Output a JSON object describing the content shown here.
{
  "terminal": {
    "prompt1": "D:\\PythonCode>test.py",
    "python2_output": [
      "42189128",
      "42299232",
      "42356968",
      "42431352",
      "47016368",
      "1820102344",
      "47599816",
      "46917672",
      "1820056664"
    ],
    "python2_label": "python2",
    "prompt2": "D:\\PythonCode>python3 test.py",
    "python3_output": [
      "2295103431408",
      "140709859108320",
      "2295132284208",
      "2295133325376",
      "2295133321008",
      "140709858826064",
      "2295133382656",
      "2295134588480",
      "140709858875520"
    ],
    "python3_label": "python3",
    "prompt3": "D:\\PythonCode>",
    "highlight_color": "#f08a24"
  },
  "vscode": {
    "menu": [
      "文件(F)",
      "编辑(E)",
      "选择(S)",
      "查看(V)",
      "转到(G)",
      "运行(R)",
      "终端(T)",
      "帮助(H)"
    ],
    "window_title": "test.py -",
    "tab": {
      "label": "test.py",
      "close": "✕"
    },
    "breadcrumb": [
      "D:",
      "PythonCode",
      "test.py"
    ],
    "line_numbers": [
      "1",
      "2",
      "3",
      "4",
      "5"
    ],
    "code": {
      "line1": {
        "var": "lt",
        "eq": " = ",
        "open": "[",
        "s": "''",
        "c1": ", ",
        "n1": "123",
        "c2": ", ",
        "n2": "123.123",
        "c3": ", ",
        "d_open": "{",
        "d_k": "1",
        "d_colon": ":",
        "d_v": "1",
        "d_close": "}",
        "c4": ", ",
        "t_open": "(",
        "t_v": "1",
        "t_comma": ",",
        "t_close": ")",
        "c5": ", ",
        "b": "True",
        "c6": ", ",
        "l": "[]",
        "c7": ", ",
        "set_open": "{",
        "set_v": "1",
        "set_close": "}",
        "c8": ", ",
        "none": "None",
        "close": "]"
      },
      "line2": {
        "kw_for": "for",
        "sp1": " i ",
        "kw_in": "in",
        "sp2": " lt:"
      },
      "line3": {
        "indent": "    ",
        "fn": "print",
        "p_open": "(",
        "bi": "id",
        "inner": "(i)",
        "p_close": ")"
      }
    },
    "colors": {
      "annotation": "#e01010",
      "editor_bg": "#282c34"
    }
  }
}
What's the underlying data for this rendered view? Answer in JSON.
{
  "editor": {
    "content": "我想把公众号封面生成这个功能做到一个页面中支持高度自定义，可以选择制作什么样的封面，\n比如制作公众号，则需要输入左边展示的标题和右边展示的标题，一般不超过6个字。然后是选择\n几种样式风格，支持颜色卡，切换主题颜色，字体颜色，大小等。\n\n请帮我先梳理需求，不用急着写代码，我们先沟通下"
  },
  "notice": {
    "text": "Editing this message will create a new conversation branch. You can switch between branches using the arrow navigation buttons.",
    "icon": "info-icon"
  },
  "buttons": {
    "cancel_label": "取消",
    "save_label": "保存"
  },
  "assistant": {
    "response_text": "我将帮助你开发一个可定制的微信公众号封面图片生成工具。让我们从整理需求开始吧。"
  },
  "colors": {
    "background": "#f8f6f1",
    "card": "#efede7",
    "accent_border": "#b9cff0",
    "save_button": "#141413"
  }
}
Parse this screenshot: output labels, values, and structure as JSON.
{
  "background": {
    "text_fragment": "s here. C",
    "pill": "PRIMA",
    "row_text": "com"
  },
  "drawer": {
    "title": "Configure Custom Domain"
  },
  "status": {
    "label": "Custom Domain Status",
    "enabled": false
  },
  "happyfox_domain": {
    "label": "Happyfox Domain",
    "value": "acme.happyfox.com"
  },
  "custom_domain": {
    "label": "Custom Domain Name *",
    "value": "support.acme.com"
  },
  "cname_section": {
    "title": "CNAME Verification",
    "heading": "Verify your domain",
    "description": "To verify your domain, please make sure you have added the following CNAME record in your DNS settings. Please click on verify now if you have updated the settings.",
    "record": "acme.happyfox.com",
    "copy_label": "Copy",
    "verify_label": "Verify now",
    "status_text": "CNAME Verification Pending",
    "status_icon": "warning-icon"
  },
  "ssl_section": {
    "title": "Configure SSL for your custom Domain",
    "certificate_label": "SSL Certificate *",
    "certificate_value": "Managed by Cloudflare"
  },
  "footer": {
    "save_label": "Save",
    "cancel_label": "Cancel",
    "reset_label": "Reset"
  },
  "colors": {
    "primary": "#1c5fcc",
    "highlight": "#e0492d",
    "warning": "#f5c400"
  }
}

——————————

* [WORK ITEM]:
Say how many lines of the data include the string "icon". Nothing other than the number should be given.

* [RESULT OF THE EXERCISE]:
2